Assignment:
Where does the string "DASHBOARD" appear in the records? Copy each line that holds it.

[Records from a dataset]
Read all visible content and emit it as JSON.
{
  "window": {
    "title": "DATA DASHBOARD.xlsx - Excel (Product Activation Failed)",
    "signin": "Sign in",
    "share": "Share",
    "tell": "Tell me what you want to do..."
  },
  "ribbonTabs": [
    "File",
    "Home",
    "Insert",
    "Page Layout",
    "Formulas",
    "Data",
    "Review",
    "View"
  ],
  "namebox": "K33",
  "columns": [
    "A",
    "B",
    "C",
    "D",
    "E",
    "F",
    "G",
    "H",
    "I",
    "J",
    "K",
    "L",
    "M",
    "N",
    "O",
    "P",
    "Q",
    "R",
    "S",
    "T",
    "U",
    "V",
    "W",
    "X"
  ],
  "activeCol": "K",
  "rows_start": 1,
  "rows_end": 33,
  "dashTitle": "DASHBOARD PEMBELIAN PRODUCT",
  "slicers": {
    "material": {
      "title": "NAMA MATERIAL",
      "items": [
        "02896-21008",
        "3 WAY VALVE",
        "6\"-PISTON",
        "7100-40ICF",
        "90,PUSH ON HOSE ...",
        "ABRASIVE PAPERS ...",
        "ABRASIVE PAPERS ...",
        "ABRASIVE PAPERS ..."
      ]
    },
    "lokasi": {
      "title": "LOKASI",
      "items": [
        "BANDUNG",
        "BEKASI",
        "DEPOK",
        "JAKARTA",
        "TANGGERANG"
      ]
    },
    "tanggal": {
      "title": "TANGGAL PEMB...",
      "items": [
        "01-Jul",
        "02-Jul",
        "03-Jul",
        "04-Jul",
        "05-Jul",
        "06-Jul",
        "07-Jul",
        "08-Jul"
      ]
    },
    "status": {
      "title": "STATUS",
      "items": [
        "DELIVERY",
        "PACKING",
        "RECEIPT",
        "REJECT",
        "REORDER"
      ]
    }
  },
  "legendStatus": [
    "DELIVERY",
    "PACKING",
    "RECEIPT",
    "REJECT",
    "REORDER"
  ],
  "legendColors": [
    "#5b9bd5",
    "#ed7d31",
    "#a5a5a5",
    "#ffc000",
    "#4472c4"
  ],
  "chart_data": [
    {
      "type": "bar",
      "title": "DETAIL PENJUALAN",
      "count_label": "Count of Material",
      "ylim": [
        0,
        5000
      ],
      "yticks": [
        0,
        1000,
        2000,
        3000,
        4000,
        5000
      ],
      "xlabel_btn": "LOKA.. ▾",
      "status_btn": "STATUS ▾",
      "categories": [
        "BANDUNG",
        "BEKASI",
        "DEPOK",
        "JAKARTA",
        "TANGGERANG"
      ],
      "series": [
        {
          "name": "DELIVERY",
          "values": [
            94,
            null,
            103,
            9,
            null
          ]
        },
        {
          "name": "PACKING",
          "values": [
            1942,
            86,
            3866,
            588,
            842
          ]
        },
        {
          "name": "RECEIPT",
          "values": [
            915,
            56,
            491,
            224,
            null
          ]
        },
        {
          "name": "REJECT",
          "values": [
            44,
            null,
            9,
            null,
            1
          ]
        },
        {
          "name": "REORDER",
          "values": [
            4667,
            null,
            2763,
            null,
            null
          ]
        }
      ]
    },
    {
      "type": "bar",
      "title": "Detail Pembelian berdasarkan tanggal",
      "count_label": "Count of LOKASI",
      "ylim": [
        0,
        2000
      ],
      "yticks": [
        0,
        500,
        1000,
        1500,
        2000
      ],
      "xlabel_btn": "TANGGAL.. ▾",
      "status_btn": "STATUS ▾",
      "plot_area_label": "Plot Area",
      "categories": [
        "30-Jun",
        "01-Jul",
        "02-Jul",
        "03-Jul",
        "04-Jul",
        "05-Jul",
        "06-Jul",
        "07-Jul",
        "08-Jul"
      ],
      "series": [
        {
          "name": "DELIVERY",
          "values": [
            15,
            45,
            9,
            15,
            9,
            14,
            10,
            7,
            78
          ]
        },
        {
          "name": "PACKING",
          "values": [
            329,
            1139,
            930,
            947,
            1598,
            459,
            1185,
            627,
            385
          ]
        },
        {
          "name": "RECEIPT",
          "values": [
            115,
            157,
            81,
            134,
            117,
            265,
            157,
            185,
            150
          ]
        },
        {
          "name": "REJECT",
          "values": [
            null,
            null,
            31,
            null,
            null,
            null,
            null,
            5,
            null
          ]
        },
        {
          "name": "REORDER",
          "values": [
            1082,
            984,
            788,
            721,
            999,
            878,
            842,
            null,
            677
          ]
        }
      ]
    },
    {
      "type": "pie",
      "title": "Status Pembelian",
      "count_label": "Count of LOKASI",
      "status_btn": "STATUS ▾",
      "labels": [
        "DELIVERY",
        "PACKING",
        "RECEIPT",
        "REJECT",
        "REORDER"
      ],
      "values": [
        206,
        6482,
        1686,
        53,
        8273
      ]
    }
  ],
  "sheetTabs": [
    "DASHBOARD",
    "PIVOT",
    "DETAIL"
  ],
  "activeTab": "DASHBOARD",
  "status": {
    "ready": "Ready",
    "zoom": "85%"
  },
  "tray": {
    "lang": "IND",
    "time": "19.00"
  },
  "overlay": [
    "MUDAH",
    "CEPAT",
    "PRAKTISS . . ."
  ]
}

Solution to the exercise:
    "title": "DATA DASHBOARD.xlsx - Excel (Product Activation Failed)",
  "dashTitle": "DASHBOARD PEMBELIAN PRODUCT",
    "DASHBOARD",
  "activeTab": "DASHBOARD",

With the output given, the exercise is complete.